BRIEF = Without including any images, reproduce each entry exactly.

DATA FOR THIS EXERCISE =

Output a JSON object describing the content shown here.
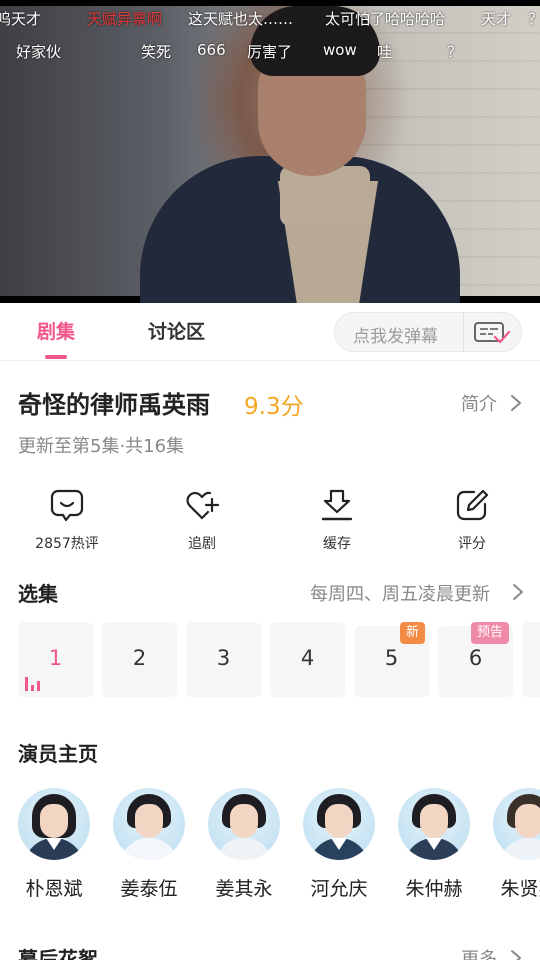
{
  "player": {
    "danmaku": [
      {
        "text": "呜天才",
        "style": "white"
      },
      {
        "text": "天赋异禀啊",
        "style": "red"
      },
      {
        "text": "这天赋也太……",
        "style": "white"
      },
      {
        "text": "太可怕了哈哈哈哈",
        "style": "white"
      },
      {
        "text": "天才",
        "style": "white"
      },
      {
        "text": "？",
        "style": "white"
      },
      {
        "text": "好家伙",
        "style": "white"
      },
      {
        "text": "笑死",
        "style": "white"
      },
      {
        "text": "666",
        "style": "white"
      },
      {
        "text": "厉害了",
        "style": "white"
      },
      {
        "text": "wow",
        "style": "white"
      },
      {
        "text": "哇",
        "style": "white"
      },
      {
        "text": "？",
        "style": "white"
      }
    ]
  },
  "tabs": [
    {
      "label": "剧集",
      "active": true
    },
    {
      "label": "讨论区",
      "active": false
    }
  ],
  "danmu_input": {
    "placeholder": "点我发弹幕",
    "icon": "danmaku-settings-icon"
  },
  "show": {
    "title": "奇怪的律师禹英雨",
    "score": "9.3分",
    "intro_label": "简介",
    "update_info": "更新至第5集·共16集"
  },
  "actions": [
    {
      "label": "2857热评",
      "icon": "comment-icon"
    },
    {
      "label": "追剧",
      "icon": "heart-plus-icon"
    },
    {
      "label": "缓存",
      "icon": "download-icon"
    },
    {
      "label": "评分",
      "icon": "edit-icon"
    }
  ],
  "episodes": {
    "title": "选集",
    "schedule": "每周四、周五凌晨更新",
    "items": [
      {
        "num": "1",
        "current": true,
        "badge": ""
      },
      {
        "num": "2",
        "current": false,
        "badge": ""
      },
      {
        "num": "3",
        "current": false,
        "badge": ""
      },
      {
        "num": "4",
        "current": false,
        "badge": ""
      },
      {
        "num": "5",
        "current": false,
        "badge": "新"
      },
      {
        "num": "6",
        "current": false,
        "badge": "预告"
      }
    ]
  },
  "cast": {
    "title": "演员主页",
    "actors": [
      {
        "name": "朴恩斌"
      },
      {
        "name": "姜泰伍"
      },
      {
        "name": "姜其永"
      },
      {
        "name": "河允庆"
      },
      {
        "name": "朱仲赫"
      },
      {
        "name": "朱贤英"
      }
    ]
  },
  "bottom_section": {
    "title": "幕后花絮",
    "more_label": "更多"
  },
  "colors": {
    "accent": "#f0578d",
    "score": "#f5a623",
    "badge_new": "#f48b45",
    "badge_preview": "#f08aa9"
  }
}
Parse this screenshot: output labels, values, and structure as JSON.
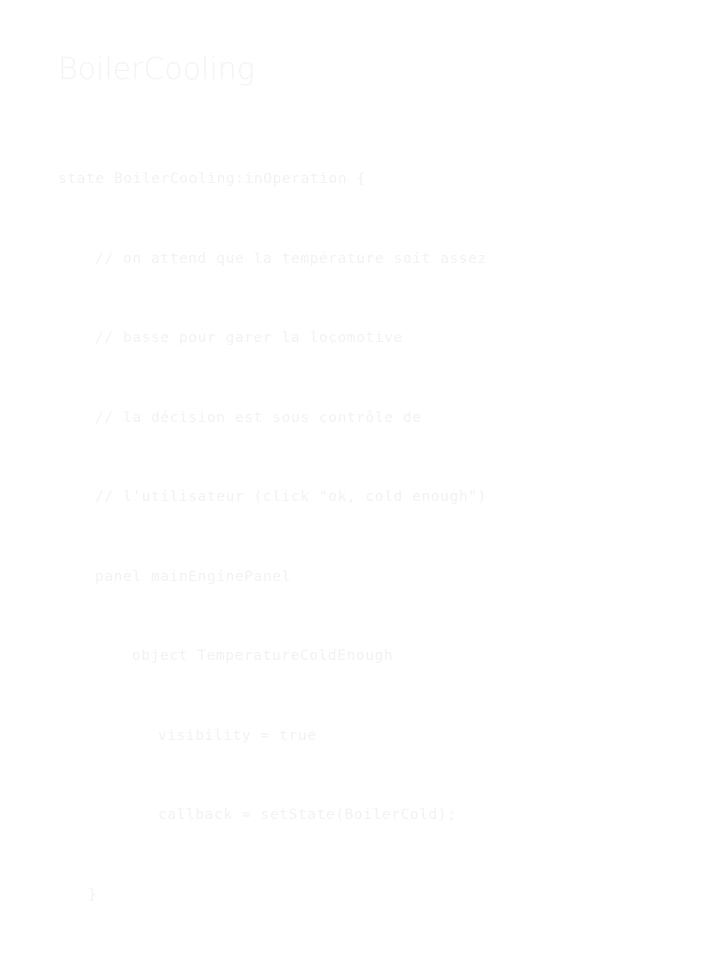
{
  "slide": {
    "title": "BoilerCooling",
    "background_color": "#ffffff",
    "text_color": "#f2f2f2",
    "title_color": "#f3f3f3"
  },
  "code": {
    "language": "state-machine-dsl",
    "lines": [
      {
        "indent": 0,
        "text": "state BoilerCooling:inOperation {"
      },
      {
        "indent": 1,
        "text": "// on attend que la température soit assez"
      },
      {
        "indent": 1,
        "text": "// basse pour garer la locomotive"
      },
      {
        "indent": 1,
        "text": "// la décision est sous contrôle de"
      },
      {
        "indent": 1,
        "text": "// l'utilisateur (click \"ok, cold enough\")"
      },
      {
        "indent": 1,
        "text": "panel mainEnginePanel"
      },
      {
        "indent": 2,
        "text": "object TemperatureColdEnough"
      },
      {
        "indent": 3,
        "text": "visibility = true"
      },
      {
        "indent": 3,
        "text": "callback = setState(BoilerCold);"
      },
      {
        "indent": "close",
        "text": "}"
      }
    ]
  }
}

ANSWER SECTION =
Output a JSON object describing the content shown here.
{
  "player": {
    "danmaku": [
      {
        "text": "呜天才",
        "style": "white"
      },
      {
        "text": "天赋异禀啊",
        "style": "red"
      },
      {
        "text": "这天赋也太……",
        "style": "white"
      },
      {
        "text": "太可怕了哈哈哈哈",
        "style": "white"
      },
      {
        "text": "天才",
        "style": "white"
      },
      {
        "text": "？",
        "style": "white"
      },
      {
        "text": "好家伙",
        "style": "white"
      },
      {
        "text": "笑死",
        "style": "white"
      },
      {
        "text": "666",
        "style": "white"
      },
      {
        "text": "厉害了",
        "style": "white"
      },
      {
        "text": "wow",
        "style": "white"
      },
      {
        "text": "哇",
        "style": "white"
      },
      {
        "text": "？",
        "style": "white"
      }
    ]
  },
  "tabs": [
    {
      "label": "剧集",
      "active": true
    },
    {
      "label": "讨论区",
      "active": false
    }
  ],
  "danmu_input": {
    "placeholder": "点我发弹幕",
    "icon": "danmaku-settings-icon"
  },
  "show": {
    "title": "奇怪的律师禹英雨",
    "score": "9.3分",
    "intro_label": "简介",
    "update_info": "更新至第5集·共16集"
  },
  "actions": [
    {
      "label": "2857热评",
      "icon": "comment-icon"
    },
    {
      "label": "追剧",
      "icon": "heart-plus-icon"
    },
    {
      "label": "缓存",
      "icon": "download-icon"
    },
    {
      "label": "评分",
      "icon": "edit-icon"
    }
  ],
  "episodes": {
    "title": "选集",
    "schedule": "每周四、周五凌晨更新",
    "items": [
      {
        "num": "1",
        "current": true,
        "badge": ""
      },
      {
        "num": "2",
        "current": false,
        "badge": ""
      },
      {
        "num": "3",
        "current": false,
        "badge": ""
      },
      {
        "num": "4",
        "current": false,
        "badge": ""
      },
      {
        "num": "5",
        "current": false,
        "badge": "新"
      },
      {
        "num": "6",
        "current": false,
        "badge": "预告"
      }
    ]
  },
  "cast": {
    "title": "演员主页",
    "actors": [
      {
        "name": "朴恩斌"
      },
      {
        "name": "姜泰伍"
      },
      {
        "name": "姜其永"
      },
      {
        "name": "河允庆"
      },
      {
        "name": "朱仲赫"
      },
      {
        "name": "朱贤英"
      }
    ]
  },
  "bottom_section": {
    "title": "幕后花絮",
    "more_label": "更多"
  },
  "colors": {
    "accent": "#f0578d",
    "score": "#f5a623",
    "badge_new": "#f48b45",
    "badge_preview": "#f08aa9"
  }
}
Parse this screenshot: output labels, values, and structure as JSON.
{
  "slide": {
    "title": "BoilerCooling",
    "background_color": "#ffffff",
    "text_color": "#f2f2f2",
    "title_color": "#f3f3f3"
  },
  "code": {
    "language": "state-machine-dsl",
    "lines": [
      {
        "indent": 0,
        "text": "state BoilerCooling:inOperation {"
      },
      {
        "indent": 1,
        "text": "// on attend que la température soit assez"
      },
      {
        "indent": 1,
        "text": "// basse pour garer la locomotive"
      },
      {
        "indent": 1,
        "text": "// la décision est sous contrôle de"
      },
      {
        "indent": 1,
        "text": "// l'utilisateur (click \"ok, cold enough\")"
      },
      {
        "indent": 1,
        "text": "panel mainEnginePanel"
      },
      {
        "indent": 2,
        "text": "object TemperatureColdEnough"
      },
      {
        "indent": 3,
        "text": "visibility = true"
      },
      {
        "indent": 3,
        "text": "callback = setState(BoilerCold);"
      },
      {
        "indent": "close",
        "text": "}"
      }
    ]
  }
}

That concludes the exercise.